* THE PROBLEM *
Skip the images; return every entry exactly.

* MATERIAL FOR THIS TASK *
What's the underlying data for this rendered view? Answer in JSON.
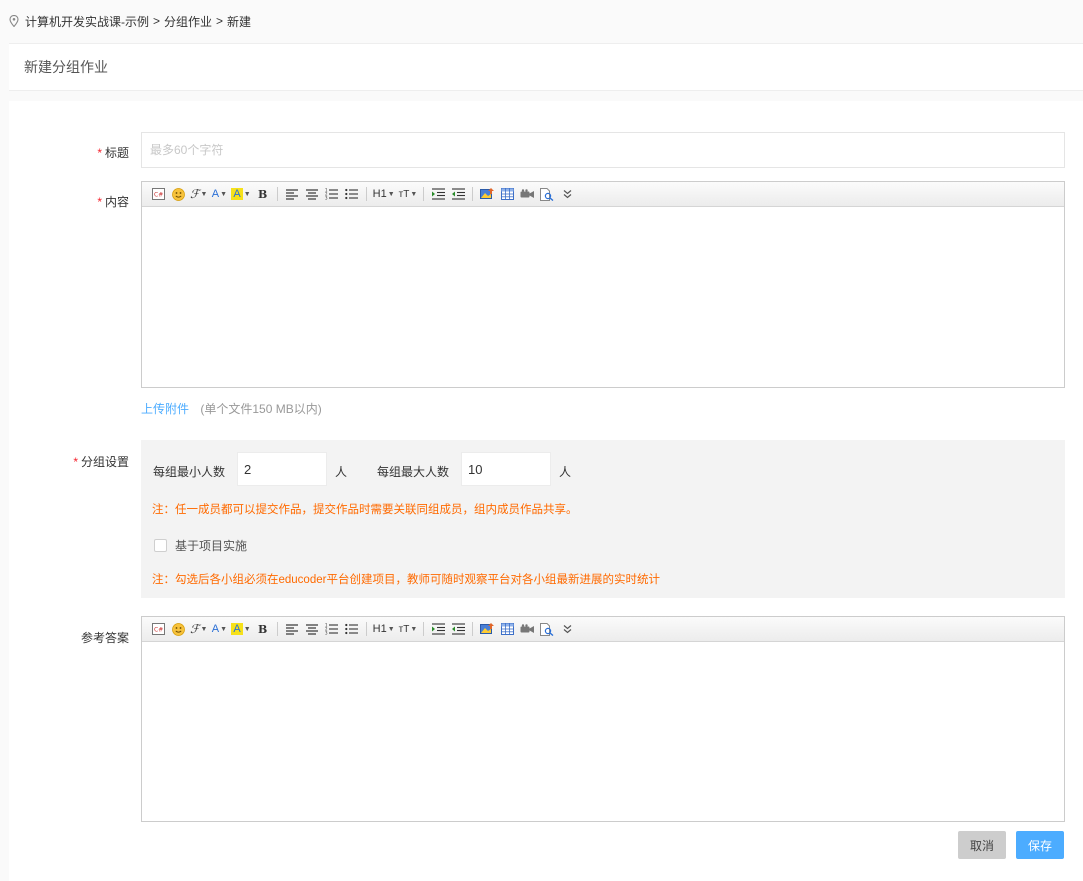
{
  "breadcrumb": {
    "items": [
      "计算机开发实战课-示例",
      "分组作业",
      "新建"
    ],
    "separator": ">"
  },
  "page_title": "新建分组作业",
  "form": {
    "title": {
      "required_mark": "*",
      "label": "标题",
      "placeholder": "最多60个字符",
      "value": ""
    },
    "content": {
      "required_mark": "*",
      "label": "内容"
    },
    "upload": {
      "link": "上传附件",
      "hint": "(单个文件150 MB以内)"
    },
    "group_settings": {
      "required_mark": "*",
      "label": "分组设置",
      "min_label": "每组最小人数",
      "min_value": "2",
      "max_label": "每组最大人数",
      "max_value": "10",
      "unit": "人",
      "note1": "注：任一成员都可以提交作品，提交作品时需要关联同组成员，组内成员作品共享。",
      "checkbox_label": "基于项目实施",
      "checkbox_checked": false,
      "note2": "注：勾选后各小组必须在educoder平台创建项目，教师可随时观察平台对各小组最新进展的实时统计"
    },
    "reference": {
      "label": "参考答案"
    },
    "buttons": {
      "cancel": "取消",
      "save": "保存"
    }
  },
  "toolbar": {
    "h1": "H1",
    "font_size": "тT",
    "bold": "B",
    "font_family": "ℱ",
    "font_color": "A",
    "bg_color": "A"
  },
  "colors": {
    "accent": "#4cacff",
    "required": "#f5222d",
    "note": "#ff6a00"
  }
}
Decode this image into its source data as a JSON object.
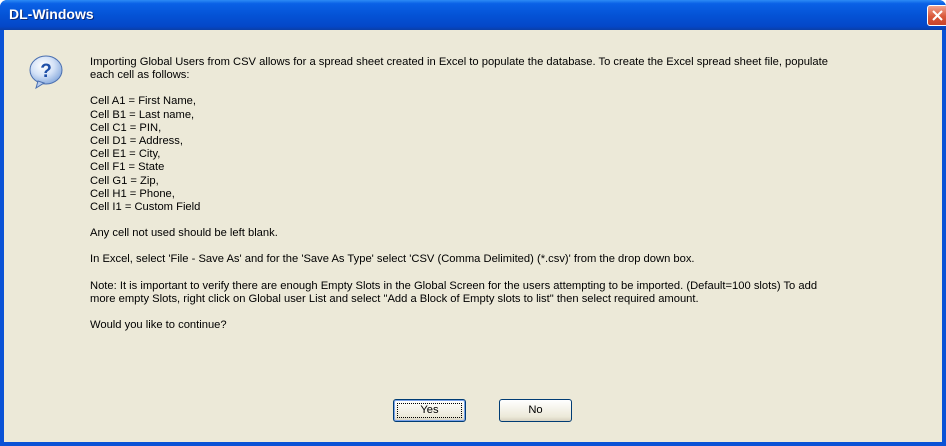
{
  "window": {
    "title": "DL-Windows"
  },
  "message": {
    "intro": "Importing Global Users from CSV allows for a spread sheet created in Excel to populate the database. To create the Excel spread sheet file, populate",
    "intro_cont": "each cell as follows:",
    "cells": [
      "Cell A1 = First Name,",
      "Cell B1 = Last name,",
      "Cell C1 = PIN,",
      "Cell D1 = Address,",
      "Cell E1 = City,",
      "Cell F1 = State",
      "Cell G1 = Zip,",
      "Cell H1 = Phone,",
      "Cell I1 = Custom Field"
    ],
    "blank_note": "Any cell not used should be left blank.",
    "excel_note": "In Excel, select 'File - Save As' and for the 'Save As Type' select 'CSV (Comma Delimited) (*.csv)' from the drop down box.",
    "slots_note_1": "Note: It is important to verify there are enough Empty Slots in the Global Screen for the users attempting to be imported. (Default=100 slots) To add",
    "slots_note_2": "more empty Slots, right click on Global user List and select \"Add a Block of Empty slots to list\" then select required amount.",
    "question": "Would you like to continue?"
  },
  "buttons": {
    "yes": "Yes",
    "no": "No"
  },
  "icons": {
    "dialog": "question-icon",
    "close": "close-icon"
  },
  "colors": {
    "titlebar": "#0453d6",
    "client": "#ece9d8",
    "close_button": "#d9583a"
  }
}
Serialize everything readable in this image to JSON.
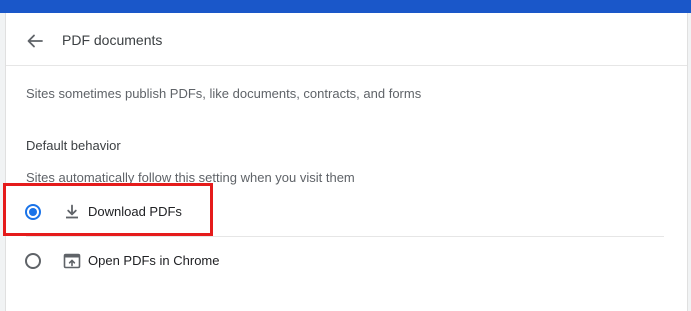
{
  "header": {
    "title": "PDF documents",
    "back_icon": "arrow-back-icon"
  },
  "description": "Sites sometimes publish PDFs, like documents, contracts, and forms",
  "default_behavior": {
    "heading": "Default behavior",
    "subtext": "Sites automatically follow this setting when you visit them",
    "options": [
      {
        "label": "Download PDFs",
        "icon": "download-icon",
        "selected": true
      },
      {
        "label": "Open PDFs in Chrome",
        "icon": "open-in-browser-icon",
        "selected": false
      }
    ]
  },
  "colors": {
    "top_bar": "#1a57c9",
    "accent": "#1a73e8",
    "highlight": "#e51b1b"
  }
}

* ANSWER FOR THE TASK *
What's the underlying data for this rendered view? Answer in JSON.
{
  "breadcrumb": {
    "items": [
      "计算机开发实战课-示例",
      "分组作业",
      "新建"
    ],
    "separator": ">"
  },
  "page_title": "新建分组作业",
  "form": {
    "title": {
      "required_mark": "*",
      "label": "标题",
      "placeholder": "最多60个字符",
      "value": ""
    },
    "content": {
      "required_mark": "*",
      "label": "内容"
    },
    "upload": {
      "link": "上传附件",
      "hint": "(单个文件150 MB以内)"
    },
    "group_settings": {
      "required_mark": "*",
      "label": "分组设置",
      "min_label": "每组最小人数",
      "min_value": "2",
      "max_label": "每组最大人数",
      "max_value": "10",
      "unit": "人",
      "note1": "注：任一成员都可以提交作品，提交作品时需要关联同组成员，组内成员作品共享。",
      "checkbox_label": "基于项目实施",
      "checkbox_checked": false,
      "note2": "注：勾选后各小组必须在educoder平台创建项目，教师可随时观察平台对各小组最新进展的实时统计"
    },
    "reference": {
      "label": "参考答案"
    },
    "buttons": {
      "cancel": "取消",
      "save": "保存"
    }
  },
  "toolbar": {
    "h1": "H1",
    "font_size": "тT",
    "bold": "B",
    "font_family": "ℱ",
    "font_color": "A",
    "bg_color": "A"
  },
  "colors": {
    "accent": "#4cacff",
    "required": "#f5222d",
    "note": "#ff6a00"
  }
}
Decode this image into its source data as a JSON object.
{
  "window": {
    "title": "DL-Windows"
  },
  "message": {
    "intro": "Importing Global Users from CSV allows for a spread sheet created in Excel to populate the database. To create the Excel spread sheet file, populate",
    "intro_cont": "each cell as follows:",
    "cells": [
      "Cell A1 = First Name,",
      "Cell B1 = Last name,",
      "Cell C1 = PIN,",
      "Cell D1 = Address,",
      "Cell E1 = City,",
      "Cell F1 = State",
      "Cell G1 = Zip,",
      "Cell H1 = Phone,",
      "Cell I1 = Custom Field"
    ],
    "blank_note": "Any cell not used should be left blank.",
    "excel_note": "In Excel, select 'File - Save As' and for the 'Save As Type' select 'CSV (Comma Delimited) (*.csv)' from the drop down box.",
    "slots_note_1": "Note: It is important to verify there are enough Empty Slots in the Global Screen for the users attempting to be imported. (Default=100 slots) To add",
    "slots_note_2": "more empty Slots, right click on Global user List and select \"Add a Block of Empty slots to list\" then select required amount.",
    "question": "Would you like to continue?"
  },
  "buttons": {
    "yes": "Yes",
    "no": "No"
  },
  "icons": {
    "dialog": "question-icon",
    "close": "close-icon"
  },
  "colors": {
    "titlebar": "#0453d6",
    "client": "#ece9d8",
    "close_button": "#d9583a"
  }
}
Serialize everything readable in this image to JSON.
{
  "header": {
    "title": "PDF documents",
    "back_icon": "arrow-back-icon"
  },
  "description": "Sites sometimes publish PDFs, like documents, contracts, and forms",
  "default_behavior": {
    "heading": "Default behavior",
    "subtext": "Sites automatically follow this setting when you visit them",
    "options": [
      {
        "label": "Download PDFs",
        "icon": "download-icon",
        "selected": true
      },
      {
        "label": "Open PDFs in Chrome",
        "icon": "open-in-browser-icon",
        "selected": false
      }
    ]
  },
  "colors": {
    "top_bar": "#1a57c9",
    "accent": "#1a73e8",
    "highlight": "#e51b1b"
  }
}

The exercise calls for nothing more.